Friday, January 14, 2011
Judge Orders More Briefing in Qui Tam Action Against Sheppard, Mullin, Richter & Hampton
By a MetNews Staff Writer
Los Angeles Superior Court Judge Debre K. Weintraub requested supplemental briefing yesterday on whether a qui tam plaintiff who sued Sheppard, Mullin, Richter & Hampton under the False Claims Act could compel discovery of communications between the firm and its former client, the City of Cudahy, on whose behalf the suit was brought.
Weintraub said it was a “close question” since Matthew Monforton, a former Los Angeles deputy district attorney who now practices law in Montana, was acting in the name of Cudahy, a small city in southeastern Los Angeles County.
Cudahy had retained Sheppard Mullin to represent five council members during a 2001 grand jury investigation by the District Attorney’s Office into allegations that the members had violated conflict of interest laws in the appointment of former Councilman George Perez to the position of city manager.

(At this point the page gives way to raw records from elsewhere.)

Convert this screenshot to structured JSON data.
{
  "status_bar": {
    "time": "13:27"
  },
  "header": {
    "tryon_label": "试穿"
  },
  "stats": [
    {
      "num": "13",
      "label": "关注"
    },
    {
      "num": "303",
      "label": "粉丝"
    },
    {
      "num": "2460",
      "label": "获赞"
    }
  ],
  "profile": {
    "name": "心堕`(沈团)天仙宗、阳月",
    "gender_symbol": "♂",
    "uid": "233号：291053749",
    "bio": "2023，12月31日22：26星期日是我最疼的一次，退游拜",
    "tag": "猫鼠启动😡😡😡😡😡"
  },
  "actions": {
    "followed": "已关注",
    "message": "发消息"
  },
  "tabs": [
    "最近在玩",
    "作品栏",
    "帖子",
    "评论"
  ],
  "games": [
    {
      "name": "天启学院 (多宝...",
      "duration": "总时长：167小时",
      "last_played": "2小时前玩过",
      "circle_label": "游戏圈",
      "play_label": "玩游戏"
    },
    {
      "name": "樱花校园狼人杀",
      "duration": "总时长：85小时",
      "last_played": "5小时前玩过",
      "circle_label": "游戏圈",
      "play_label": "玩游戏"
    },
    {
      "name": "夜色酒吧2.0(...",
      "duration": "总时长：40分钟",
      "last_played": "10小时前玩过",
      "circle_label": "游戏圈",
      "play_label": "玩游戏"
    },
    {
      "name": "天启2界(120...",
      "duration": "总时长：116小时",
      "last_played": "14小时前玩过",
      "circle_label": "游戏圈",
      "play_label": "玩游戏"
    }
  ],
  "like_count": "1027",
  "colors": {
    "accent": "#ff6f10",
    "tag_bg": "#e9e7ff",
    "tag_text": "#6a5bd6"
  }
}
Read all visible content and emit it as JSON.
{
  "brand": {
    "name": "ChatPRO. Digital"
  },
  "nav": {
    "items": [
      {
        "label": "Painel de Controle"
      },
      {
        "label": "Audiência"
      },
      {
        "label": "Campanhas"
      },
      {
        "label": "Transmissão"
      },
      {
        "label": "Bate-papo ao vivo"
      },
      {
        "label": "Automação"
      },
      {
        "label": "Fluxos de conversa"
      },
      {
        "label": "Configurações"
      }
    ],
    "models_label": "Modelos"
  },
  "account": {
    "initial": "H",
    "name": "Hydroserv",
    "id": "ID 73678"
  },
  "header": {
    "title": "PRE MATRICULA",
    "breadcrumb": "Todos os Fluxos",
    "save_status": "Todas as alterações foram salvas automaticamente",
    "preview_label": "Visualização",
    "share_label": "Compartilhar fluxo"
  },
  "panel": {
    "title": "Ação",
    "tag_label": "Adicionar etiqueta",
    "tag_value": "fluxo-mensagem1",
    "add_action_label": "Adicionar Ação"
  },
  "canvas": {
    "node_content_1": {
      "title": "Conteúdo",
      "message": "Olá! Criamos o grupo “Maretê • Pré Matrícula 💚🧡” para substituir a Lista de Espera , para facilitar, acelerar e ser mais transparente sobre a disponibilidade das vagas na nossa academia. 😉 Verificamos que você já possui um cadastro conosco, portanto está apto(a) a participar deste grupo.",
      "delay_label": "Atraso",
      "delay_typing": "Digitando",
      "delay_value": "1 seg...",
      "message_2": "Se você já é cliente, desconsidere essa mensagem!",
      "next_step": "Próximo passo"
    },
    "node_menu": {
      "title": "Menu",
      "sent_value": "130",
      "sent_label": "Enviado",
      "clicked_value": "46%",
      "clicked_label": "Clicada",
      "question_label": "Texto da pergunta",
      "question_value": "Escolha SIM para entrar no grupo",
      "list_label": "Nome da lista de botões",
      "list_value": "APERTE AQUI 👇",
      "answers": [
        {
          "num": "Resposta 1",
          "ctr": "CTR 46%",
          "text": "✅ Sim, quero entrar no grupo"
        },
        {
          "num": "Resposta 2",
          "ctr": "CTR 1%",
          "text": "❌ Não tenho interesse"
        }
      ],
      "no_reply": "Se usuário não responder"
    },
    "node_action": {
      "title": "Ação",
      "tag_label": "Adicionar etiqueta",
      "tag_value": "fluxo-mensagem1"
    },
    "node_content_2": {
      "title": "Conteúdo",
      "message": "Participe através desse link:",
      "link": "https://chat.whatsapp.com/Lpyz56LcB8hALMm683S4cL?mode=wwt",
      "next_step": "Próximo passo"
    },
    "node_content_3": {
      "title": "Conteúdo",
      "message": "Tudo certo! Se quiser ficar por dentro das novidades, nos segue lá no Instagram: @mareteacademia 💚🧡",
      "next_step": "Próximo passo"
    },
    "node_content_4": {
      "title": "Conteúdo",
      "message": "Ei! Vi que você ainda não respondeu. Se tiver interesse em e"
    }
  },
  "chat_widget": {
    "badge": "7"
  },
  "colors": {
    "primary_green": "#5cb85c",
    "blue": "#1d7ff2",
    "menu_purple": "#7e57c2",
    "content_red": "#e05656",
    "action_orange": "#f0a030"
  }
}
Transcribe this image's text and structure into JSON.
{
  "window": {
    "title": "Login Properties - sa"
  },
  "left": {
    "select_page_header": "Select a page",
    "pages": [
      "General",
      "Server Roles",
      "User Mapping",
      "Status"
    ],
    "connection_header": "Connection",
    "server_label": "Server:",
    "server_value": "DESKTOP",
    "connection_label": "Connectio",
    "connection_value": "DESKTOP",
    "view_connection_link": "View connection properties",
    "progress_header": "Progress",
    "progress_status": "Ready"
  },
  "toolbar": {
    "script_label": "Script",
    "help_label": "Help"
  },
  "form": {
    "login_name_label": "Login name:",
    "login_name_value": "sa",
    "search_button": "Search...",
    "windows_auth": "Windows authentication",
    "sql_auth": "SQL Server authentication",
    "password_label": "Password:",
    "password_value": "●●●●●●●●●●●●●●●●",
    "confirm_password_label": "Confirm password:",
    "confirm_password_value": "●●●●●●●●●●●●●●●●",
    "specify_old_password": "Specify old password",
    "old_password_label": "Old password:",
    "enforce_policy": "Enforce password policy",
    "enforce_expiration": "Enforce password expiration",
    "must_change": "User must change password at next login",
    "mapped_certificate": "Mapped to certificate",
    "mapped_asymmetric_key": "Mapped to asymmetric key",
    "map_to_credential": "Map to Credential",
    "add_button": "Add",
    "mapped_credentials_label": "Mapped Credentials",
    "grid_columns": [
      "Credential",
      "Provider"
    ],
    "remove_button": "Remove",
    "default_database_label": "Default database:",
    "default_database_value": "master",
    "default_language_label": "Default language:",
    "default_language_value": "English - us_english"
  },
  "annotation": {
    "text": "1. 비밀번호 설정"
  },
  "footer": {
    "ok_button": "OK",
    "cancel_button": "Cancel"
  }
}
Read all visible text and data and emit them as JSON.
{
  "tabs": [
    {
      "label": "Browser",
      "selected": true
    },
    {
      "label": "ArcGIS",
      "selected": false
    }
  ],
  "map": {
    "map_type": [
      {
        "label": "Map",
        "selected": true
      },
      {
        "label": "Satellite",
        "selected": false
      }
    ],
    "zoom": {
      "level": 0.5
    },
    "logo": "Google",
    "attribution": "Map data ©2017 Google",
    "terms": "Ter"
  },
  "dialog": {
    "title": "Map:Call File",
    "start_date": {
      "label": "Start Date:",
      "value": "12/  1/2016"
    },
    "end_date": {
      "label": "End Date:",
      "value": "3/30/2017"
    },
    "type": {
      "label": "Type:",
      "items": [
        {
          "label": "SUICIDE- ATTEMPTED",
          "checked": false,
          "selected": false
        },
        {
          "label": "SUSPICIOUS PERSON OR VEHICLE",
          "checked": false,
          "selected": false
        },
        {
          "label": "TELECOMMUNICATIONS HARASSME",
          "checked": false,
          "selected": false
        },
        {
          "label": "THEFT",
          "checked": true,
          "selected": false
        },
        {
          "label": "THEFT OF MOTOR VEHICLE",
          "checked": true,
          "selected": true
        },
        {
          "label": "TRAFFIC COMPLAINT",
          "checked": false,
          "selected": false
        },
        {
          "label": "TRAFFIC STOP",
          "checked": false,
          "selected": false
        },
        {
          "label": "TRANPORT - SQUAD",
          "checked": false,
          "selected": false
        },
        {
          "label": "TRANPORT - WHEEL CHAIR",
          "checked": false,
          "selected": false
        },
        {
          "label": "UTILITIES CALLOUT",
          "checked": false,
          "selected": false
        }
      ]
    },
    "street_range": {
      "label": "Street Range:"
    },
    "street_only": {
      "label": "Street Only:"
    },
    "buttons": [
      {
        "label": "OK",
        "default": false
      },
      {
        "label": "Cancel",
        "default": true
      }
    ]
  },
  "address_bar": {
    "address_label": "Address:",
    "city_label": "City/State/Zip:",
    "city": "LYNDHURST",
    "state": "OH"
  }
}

In his complaint, filed in 2005, Monforton contended that the council members entered into a contract in which they had a personal financial interest by voting to approve the retainer agreement which provided representation for them as individuals, and that such a contract was void from the outset. As a result, he claimed, each time Sheppard Mullin submitted an invoice to the city, it violated the False Claims Act.
Monforton’s attorney, Brian R. Condon, said he “thought the judge was ready to rule” at yesterday’s hearing, and was “confident” Weintraub would order the release of the billing documents between Sheppard Mullin and the city Monforton sought.
David R. Garcia and Richard Delossa of Sheppard Mullin represented the firm at the hearing. Delossa deferred requests for comment to Garcia, who did not return a call.
The judge ordered the hearing continued until Feb. 18.
The case is City of Cudahy ex rel. Monforton v. Sheppard, Mullin, Richter & Hampton.
Copyright 2011, Metropolitan News Company